Items from a dataset:
============================================================
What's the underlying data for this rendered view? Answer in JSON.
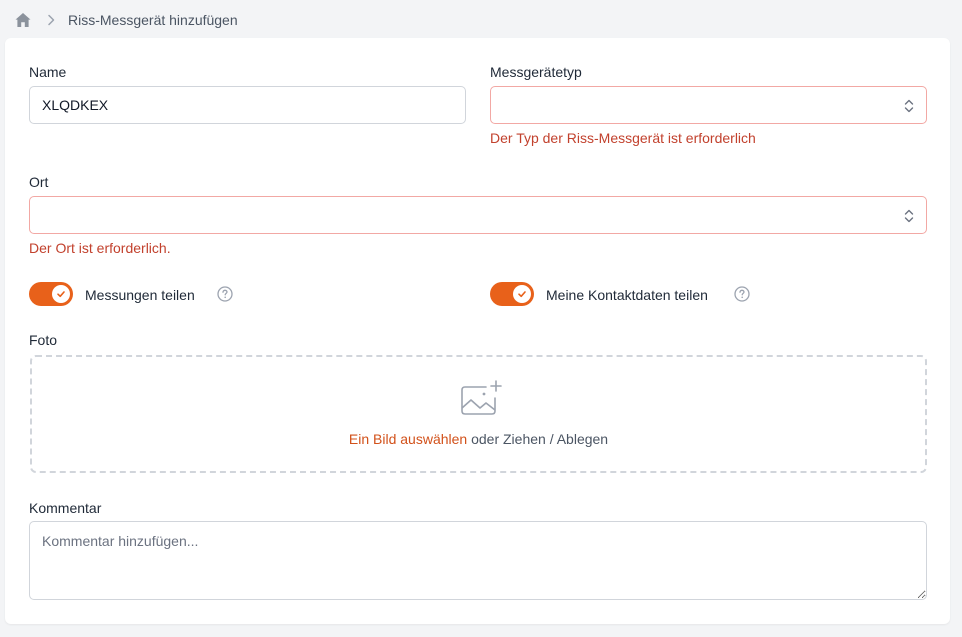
{
  "breadcrumb": {
    "title": "Riss-Messgerät hinzufügen"
  },
  "form": {
    "name": {
      "label": "Name",
      "value": "XLQDKEX"
    },
    "device_type": {
      "label": "Messgerätetyp",
      "value": "",
      "error": "Der Typ der Riss-Messgerät ist erforderlich"
    },
    "location": {
      "label": "Ort",
      "value": "",
      "error": "Der Ort ist erforderlich."
    },
    "share_measurements": {
      "label": "Messungen teilen",
      "checked": true
    },
    "share_contact": {
      "label": "Meine Kontaktdaten teilen",
      "checked": true
    },
    "photo": {
      "label": "Foto",
      "link_text": "Ein Bild auswählen",
      "rest_text": " oder Ziehen / Ablegen"
    },
    "comment": {
      "label": "Kommentar",
      "placeholder": "Kommentar hinzufügen..."
    }
  },
  "colors": {
    "accent": "#e8611a",
    "error": "#c2412d",
    "error_border": "#f2a8a4"
  },
  "icons": {
    "home": "home-icon",
    "separator": "chevron-right-icon",
    "select": "chevron-up-down-icon",
    "help": "question-circle-icon",
    "check": "check-icon",
    "upload": "image-plus-icon"
  }
}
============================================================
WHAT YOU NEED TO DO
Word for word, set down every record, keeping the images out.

ANSWER BOX
What's the underlying data for this rendered view? Answer in JSON.
{
  "breadcrumb": {
    "title": "Riss-Messgerät hinzufügen"
  },
  "form": {
    "name": {
      "label": "Name",
      "value": "XLQDKEX"
    },
    "device_type": {
      "label": "Messgerätetyp",
      "value": "",
      "error": "Der Typ der Riss-Messgerät ist erforderlich"
    },
    "location": {
      "label": "Ort",
      "value": "",
      "error": "Der Ort ist erforderlich."
    },
    "share_measurements": {
      "label": "Messungen teilen",
      "checked": true
    },
    "share_contact": {
      "label": "Meine Kontaktdaten teilen",
      "checked": true
    },
    "photo": {
      "label": "Foto",
      "link_text": "Ein Bild auswählen",
      "rest_text": " oder Ziehen / Ablegen"
    },
    "comment": {
      "label": "Kommentar",
      "placeholder": "Kommentar hinzufügen..."
    }
  },
  "colors": {
    "accent": "#e8611a",
    "error": "#c2412d",
    "error_border": "#f2a8a4"
  },
  "icons": {
    "home": "home-icon",
    "separator": "chevron-right-icon",
    "select": "chevron-up-down-icon",
    "help": "question-circle-icon",
    "check": "check-icon",
    "upload": "image-plus-icon"
  }
}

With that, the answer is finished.